* [Work order] Return the entries in their entirety, precisely as given.

[Dataset rows describing interfaces]
━━━━

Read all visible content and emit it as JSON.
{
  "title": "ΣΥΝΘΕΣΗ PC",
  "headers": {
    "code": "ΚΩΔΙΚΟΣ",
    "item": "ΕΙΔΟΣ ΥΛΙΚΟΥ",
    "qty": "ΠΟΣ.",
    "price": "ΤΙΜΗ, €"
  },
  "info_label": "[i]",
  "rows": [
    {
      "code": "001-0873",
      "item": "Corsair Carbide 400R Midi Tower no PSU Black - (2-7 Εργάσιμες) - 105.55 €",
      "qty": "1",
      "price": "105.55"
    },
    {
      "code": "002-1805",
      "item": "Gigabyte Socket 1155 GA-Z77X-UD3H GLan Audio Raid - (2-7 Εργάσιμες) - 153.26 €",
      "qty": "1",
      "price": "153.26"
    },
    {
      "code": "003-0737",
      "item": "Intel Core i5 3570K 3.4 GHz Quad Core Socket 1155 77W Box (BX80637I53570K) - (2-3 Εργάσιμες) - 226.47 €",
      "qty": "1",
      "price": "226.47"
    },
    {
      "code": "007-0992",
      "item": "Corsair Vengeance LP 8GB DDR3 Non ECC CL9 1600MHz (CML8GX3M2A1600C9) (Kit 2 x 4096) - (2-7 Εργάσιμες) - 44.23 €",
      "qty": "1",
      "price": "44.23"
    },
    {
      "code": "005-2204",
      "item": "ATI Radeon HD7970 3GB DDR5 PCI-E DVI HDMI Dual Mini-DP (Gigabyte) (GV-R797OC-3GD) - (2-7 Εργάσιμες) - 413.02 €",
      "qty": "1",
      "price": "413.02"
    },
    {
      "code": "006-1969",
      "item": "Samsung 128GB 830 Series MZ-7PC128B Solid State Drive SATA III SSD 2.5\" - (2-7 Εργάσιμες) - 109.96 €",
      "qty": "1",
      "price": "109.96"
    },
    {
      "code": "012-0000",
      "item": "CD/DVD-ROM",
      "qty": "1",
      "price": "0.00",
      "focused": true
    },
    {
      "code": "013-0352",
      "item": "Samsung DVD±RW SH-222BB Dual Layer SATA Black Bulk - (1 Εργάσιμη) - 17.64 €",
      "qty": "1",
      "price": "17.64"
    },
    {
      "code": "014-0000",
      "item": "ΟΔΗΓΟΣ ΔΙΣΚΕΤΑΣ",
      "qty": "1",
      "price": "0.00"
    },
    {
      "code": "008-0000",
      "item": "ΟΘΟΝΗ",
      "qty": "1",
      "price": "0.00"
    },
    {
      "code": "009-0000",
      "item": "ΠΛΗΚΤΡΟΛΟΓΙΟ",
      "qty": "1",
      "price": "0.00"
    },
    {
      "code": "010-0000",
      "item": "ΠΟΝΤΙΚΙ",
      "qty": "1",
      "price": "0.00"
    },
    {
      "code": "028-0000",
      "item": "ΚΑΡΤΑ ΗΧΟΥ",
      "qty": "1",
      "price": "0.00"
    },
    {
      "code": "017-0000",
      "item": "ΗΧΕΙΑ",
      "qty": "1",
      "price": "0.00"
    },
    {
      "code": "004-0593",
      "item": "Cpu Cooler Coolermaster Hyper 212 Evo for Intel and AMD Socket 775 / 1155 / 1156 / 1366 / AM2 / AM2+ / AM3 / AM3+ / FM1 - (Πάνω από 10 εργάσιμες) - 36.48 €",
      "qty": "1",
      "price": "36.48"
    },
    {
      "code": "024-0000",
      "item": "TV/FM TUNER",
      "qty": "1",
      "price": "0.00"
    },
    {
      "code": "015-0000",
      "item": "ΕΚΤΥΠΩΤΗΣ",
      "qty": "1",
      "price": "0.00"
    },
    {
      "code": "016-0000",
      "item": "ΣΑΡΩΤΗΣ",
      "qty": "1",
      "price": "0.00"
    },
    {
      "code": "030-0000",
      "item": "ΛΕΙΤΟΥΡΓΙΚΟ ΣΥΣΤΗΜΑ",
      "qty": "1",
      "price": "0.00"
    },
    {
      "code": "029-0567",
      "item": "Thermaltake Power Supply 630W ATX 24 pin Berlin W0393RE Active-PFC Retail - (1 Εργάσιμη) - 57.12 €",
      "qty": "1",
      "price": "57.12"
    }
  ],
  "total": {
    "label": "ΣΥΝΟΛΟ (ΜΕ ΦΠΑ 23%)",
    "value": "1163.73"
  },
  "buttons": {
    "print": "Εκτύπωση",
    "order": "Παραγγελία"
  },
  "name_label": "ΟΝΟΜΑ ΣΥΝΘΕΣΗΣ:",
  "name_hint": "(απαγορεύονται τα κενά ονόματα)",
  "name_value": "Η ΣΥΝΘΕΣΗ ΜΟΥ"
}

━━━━

* [Exercise result]
Read all visible content and emit it as JSON.
{
  "title": "ΣΥΝΘΕΣΗ PC",
  "headers": {
    "code": "ΚΩΔΙΚΟΣ",
    "item": "ΕΙΔΟΣ ΥΛΙΚΟΥ",
    "qty": "ΠΟΣ.",
    "price": "ΤΙΜΗ, €"
  },
  "info_label": "[i]",
  "rows": [
    {
      "code": "001-0873",
      "item": "Corsair Carbide 400R Midi Tower no PSU Black - (2-7 Εργάσιμες) - 105.55 €",
      "qty": "1",
      "price": "105.55"
    },
    {
      "code": "002-1805",
      "item": "Gigabyte Socket 1155 GA-Z77X-UD3H GLan Audio Raid - (2-7 Εργάσιμες) - 153.26 €",
      "qty": "1",
      "price": "153.26"
    },
    {
      "code": "003-0737",
      "item": "Intel Core i5 3570K 3.4 GHz Quad Core Socket 1155 77W Box (BX80637I53570K) - (2-3 Εργάσιμες) - 226.47 €",
      "qty": "1",
      "price": "226.47"
    },
    {
      "code": "007-0992",
      "item": "Corsair Vengeance LP 8GB DDR3 Non ECC CL9 1600MHz (CML8GX3M2A1600C9) (Kit 2 x 4096) - (2-7 Εργάσιμες) - 44.23 €",
      "qty": "1",
      "price": "44.23"
    },
    {
      "code": "005-2204",
      "item": "ATI Radeon HD7970 3GB DDR5 PCI-E DVI HDMI Dual Mini-DP (Gigabyte) (GV-R797OC-3GD) - (2-7 Εργάσιμες) - 413.02 €",
      "qty": "1",
      "price": "413.02"
    },
    {
      "code": "006-1969",
      "item": "Samsung 128GB 830 Series MZ-7PC128B Solid State Drive SATA III SSD 2.5\" - (2-7 Εργάσιμες) - 109.96 €",
      "qty": "1",
      "price": "109.96"
    },
    {
      "code": "012-0000",
      "item": "CD/DVD-ROM",
      "qty": "1",
      "price": "0.00",
      "focused": true
    },
    {
      "code": "013-0352",
      "item": "Samsung DVD±RW SH-222BB Dual Layer SATA Black Bulk - (1 Εργάσιμη) - 17.64 €",
      "qty": "1",
      "price": "17.64"
    },
    {
      "code": "014-0000",
      "item": "ΟΔΗΓΟΣ ΔΙΣΚΕΤΑΣ",
      "qty": "1",
      "price": "0.00"
    },
    {
      "code": "008-0000",
      "item": "ΟΘΟΝΗ",
      "qty": "1",
      "price": "0.00"
    },
    {
      "code": "009-0000",
      "item": "ΠΛΗΚΤΡΟΛΟΓΙΟ",
      "qty": "1",
      "price": "0.00"
    },
    {
      "code": "010-0000",
      "item": "ΠΟΝΤΙΚΙ",
      "qty": "1",
      "price": "0.00"
    },
    {
      "code": "028-0000",
      "item": "ΚΑΡΤΑ ΗΧΟΥ",
      "qty": "1",
      "price": "0.00"
    },
    {
      "code": "017-0000",
      "item": "ΗΧΕΙΑ",
      "qty": "1",
      "price": "0.00"
    },
    {
      "code": "004-0593",
      "item": "Cpu Cooler Coolermaster Hyper 212 Evo for Intel and AMD Socket 775 / 1155 / 1156 / 1366 / AM2 / AM2+ / AM3 / AM3+ / FM1 - (Πάνω από 10 εργάσιμες) - 36.48 €",
      "qty": "1",
      "price": "36.48"
    },
    {
      "code": "024-0000",
      "item": "TV/FM TUNER",
      "qty": "1",
      "price": "0.00"
    },
    {
      "code": "015-0000",
      "item": "ΕΚΤΥΠΩΤΗΣ",
      "qty": "1",
      "price": "0.00"
    },
    {
      "code": "016-0000",
      "item": "ΣΑΡΩΤΗΣ",
      "qty": "1",
      "price": "0.00"
    },
    {
      "code": "030-0000",
      "item": "ΛΕΙΤΟΥΡΓΙΚΟ ΣΥΣΤΗΜΑ",
      "qty": "1",
      "price": "0.00"
    },
    {
      "code": "029-0567",
      "item": "Thermaltake Power Supply 630W ATX 24 pin Berlin W0393RE Active-PFC Retail - (1 Εργάσιμη) - 57.12 €",
      "qty": "1",
      "price": "57.12"
    }
  ],
  "total": {
    "label": "ΣΥΝΟΛΟ (ΜΕ ΦΠΑ 23%)",
    "value": "1163.73"
  },
  "buttons": {
    "print": "Εκτύπωση",
    "order": "Παραγγελία"
  },
  "name_label": "ΟΝΟΜΑ ΣΥΝΘΕΣΗΣ:",
  "name_hint": "(απαγορεύονται τα κενά ονόματα)",
  "name_value": "Η ΣΥΝΘΕΣΗ ΜΟΥ"
}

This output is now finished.